Northern California

The second time I was hospitalized, I was living in Northern California with my parents. I had left the house where I was renting a room in 2002, and drove to my parents’ house because I had become paranoid, thought my life was in danger, and had also started hearing people talking to me who were nowhere around (disembodied voices). This is when I believe the schizoaffective disorder started, because that was the time when I started hearing voices.

I felt I would be safe at my parents’ house, so I moved back in with them, and started seeing a psychiatrist. A few weeks went by, and I decided to ask my psychiatrist if I could be voluntarily admitted to the psychiatric ward at the nearby hospital. He made the arrangements, and I was admitted for a week. By this time, I was hearing voices regularly, I thought other people could read my mind, when I was watching TV, I thought that the characters in the show were talking about me, and I thought that every number I saw had some deep significance for my life at that time.

In the hospital, they immediately put me on Zyprexa (for the psychosis), and Paxil (for depression). I have been on antipsychotics and antidepressants ever since. The week in the hospital was quiet and helpful. I did craft activities, and met with a psychiatrist who, after numerous tests, managed to convince me that I did not have HIV (for some reason, I thought I did, and I told my parents this as well). When I was released, I continued seeing my psychiatrist and found a job at a pet store.

I continued to improve, and eventually switched from Zyprexa to Abilify because the Zyprexa made me gain about 20 pounds. I went back to school and received my Multiple-Subject teaching credential. I taught science camp for a few summers, and then taught third grade for one year before I was given a pink slip due to low enrollment. I continued improving, but was hospitalized again five years later.

Massachusetts General Hospital

The first time I was hospitalized was in the fall of 2000. I remember lying in my hospital bed watching Al Gore on TV helping serve Thanksgiving dinner somewhere, and I had just barely gotten to know my roommate when she was abruptly released. Prior to my hospitalization, I had been living out of a U-Haul, sleeping on friends’ couches, and spending occasional nights in hotels (I was putting the hotel room charges on my parent’s credit card). It was November in Boston, and one night was extremely cold! I nearly froze to death in the back of the U-Haul truck.

I was also working at the time, and one day at work, I received a phone call from a family member asking me how I was doing. I don’t remember that conversation too well, but a few hours (or maybe days) later, my brother and sister-in-law came to pick me up at work. We decided to go to the Emergency Room at MGH. They ended up admitting me into the psychiatric unit, and I stayed there for about a week. I never knew what the diagnosis was, or if there was one. My brother and his family came to visit me for Thanksgiving, and they released me for the day so I could have Thanksgiving dinner with them. I was eventually released from the hospital at my request, but I didn’t have health insurance or a doctor at that time, so I didn’t receive any type of follow-up care or treatment. I did start working again though, and found a place to live with my brother’s help. The job didn’t last very long, and neither did the living situation. I ended up packing my things and moving back to California after only a few months in Boston.

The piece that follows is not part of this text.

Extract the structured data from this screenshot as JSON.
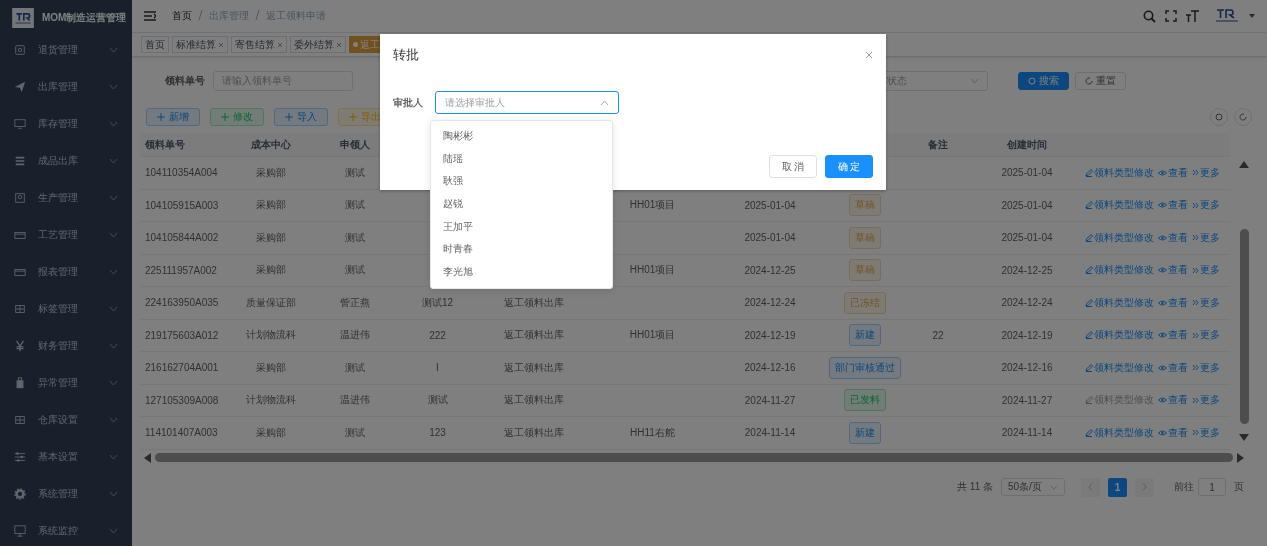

Up & Running

I started posting to my new blog today. I am hoping that by sharing my experiences, thoughts, and feelings about mental illness and schizoaffective disorder, I can reach others who may be experiencing something similar. I consider my blog to be a work in progress, so any thoughts, ideas or suggestions you have are always welcome. If you have something you would like to share, please do so. I hope to reach many others, so please share this website with anyone you know who might find it helpful or encouraging. To my wonderful, amazing husband, our families, and friends, thank you so much for all your love and support. I couldn’t do it without you!